*** Provided records ***

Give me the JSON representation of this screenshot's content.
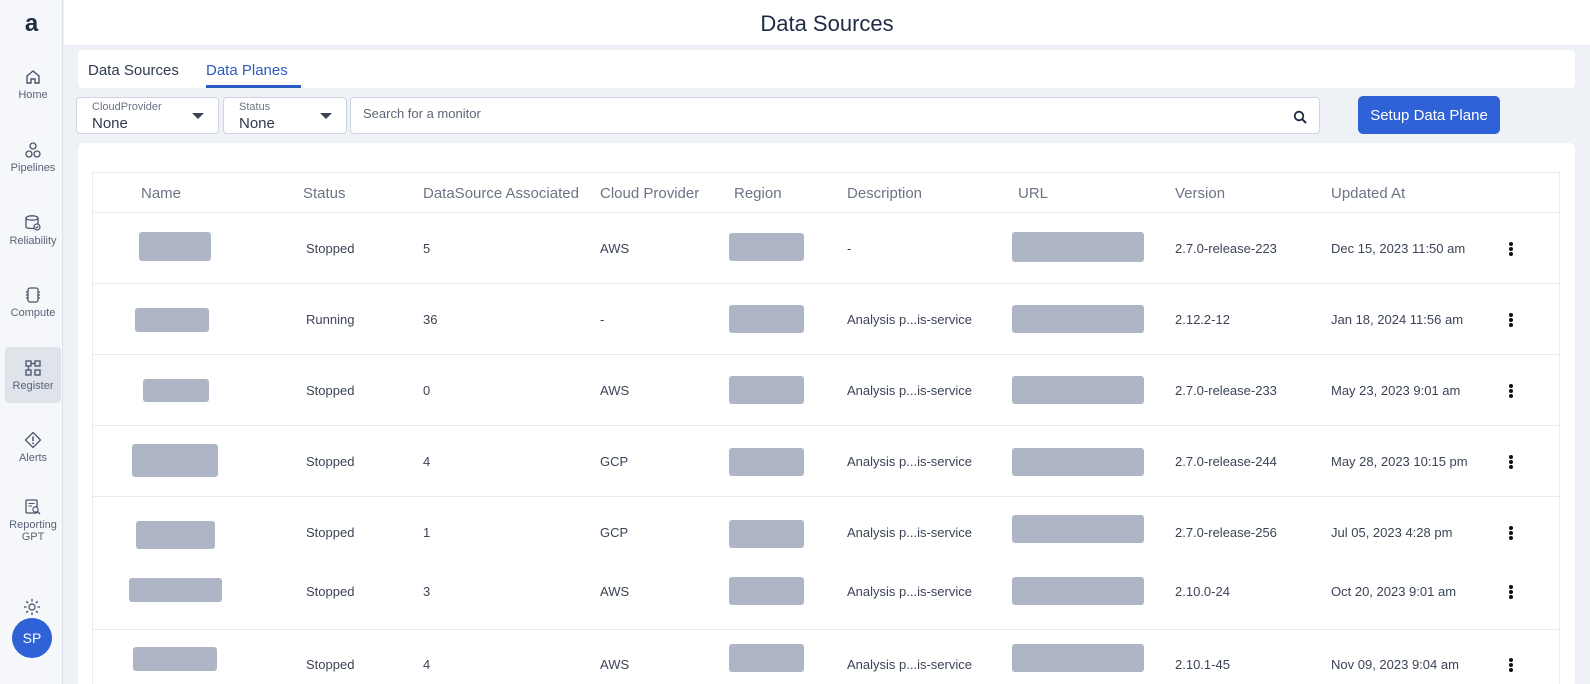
{
  "app": {
    "logo": "a"
  },
  "sidebar": {
    "items": [
      {
        "label": "Home",
        "icon": "home-icon"
      },
      {
        "label": "Pipelines",
        "icon": "pipelines-icon"
      },
      {
        "label": "Reliability",
        "icon": "database-check-icon"
      },
      {
        "label": "Compute",
        "icon": "chip-icon"
      },
      {
        "label": "Register",
        "icon": "register-icon",
        "active": true
      },
      {
        "label": "Alerts",
        "icon": "alert-icon"
      },
      {
        "label": "Reporting GPT",
        "icon": "report-search-icon"
      }
    ],
    "settings_icon": "gear-icon",
    "avatar": "SP"
  },
  "header": {
    "title": "Data Sources"
  },
  "tabs": [
    {
      "label": "Data Sources",
      "active": false
    },
    {
      "label": "Data Planes",
      "active": true
    }
  ],
  "filters": {
    "cloud_provider": {
      "label": "CloudProvider",
      "value": "None"
    },
    "status": {
      "label": "Status",
      "value": "None"
    },
    "search": {
      "placeholder": "Search for a monitor"
    }
  },
  "actions": {
    "setup_label": "Setup Data Plane"
  },
  "table": {
    "columns": [
      "Name",
      "Status",
      "DataSource Associated",
      "Cloud Provider",
      "Region",
      "Description",
      "URL",
      "Version",
      "Updated At"
    ],
    "rows": [
      {
        "status": "Stopped",
        "datasources": "5",
        "cloud": "AWS",
        "description": "-",
        "version": "2.7.0-release-223",
        "updated": "Dec 15, 2023 11:50 am"
      },
      {
        "status": "Running",
        "datasources": "36",
        "cloud": "-",
        "description": "Analysis p...is-service",
        "version": "2.12.2-12",
        "updated": "Jan 18, 2024 11:56 am"
      },
      {
        "status": "Stopped",
        "datasources": "0",
        "cloud": "AWS",
        "description": "Analysis p...is-service",
        "version": "2.7.0-release-233",
        "updated": "May 23, 2023 9:01 am"
      },
      {
        "status": "Stopped",
        "datasources": "4",
        "cloud": "GCP",
        "description": "Analysis p...is-service",
        "version": "2.7.0-release-244",
        "updated": "May 28, 2023 10:15 pm"
      },
      {
        "status": "Stopped",
        "datasources": "1",
        "cloud": "GCP",
        "description": "Analysis p...is-service",
        "version": "2.7.0-release-256",
        "updated": "Jul 05, 2023 4:28 pm"
      },
      {
        "status": "Stopped",
        "datasources": "3",
        "cloud": "AWS",
        "description": "Analysis p...is-service",
        "version": "2.10.0-24",
        "updated": "Oct 20, 2023 9:01 am"
      },
      {
        "status": "Stopped",
        "datasources": "4",
        "cloud": "AWS",
        "description": "Analysis p...is-service",
        "version": "2.10.1-45",
        "updated": "Nov 09, 2023 9:04 am"
      }
    ]
  }
}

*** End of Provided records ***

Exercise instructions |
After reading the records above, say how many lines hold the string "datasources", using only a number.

Task response |
7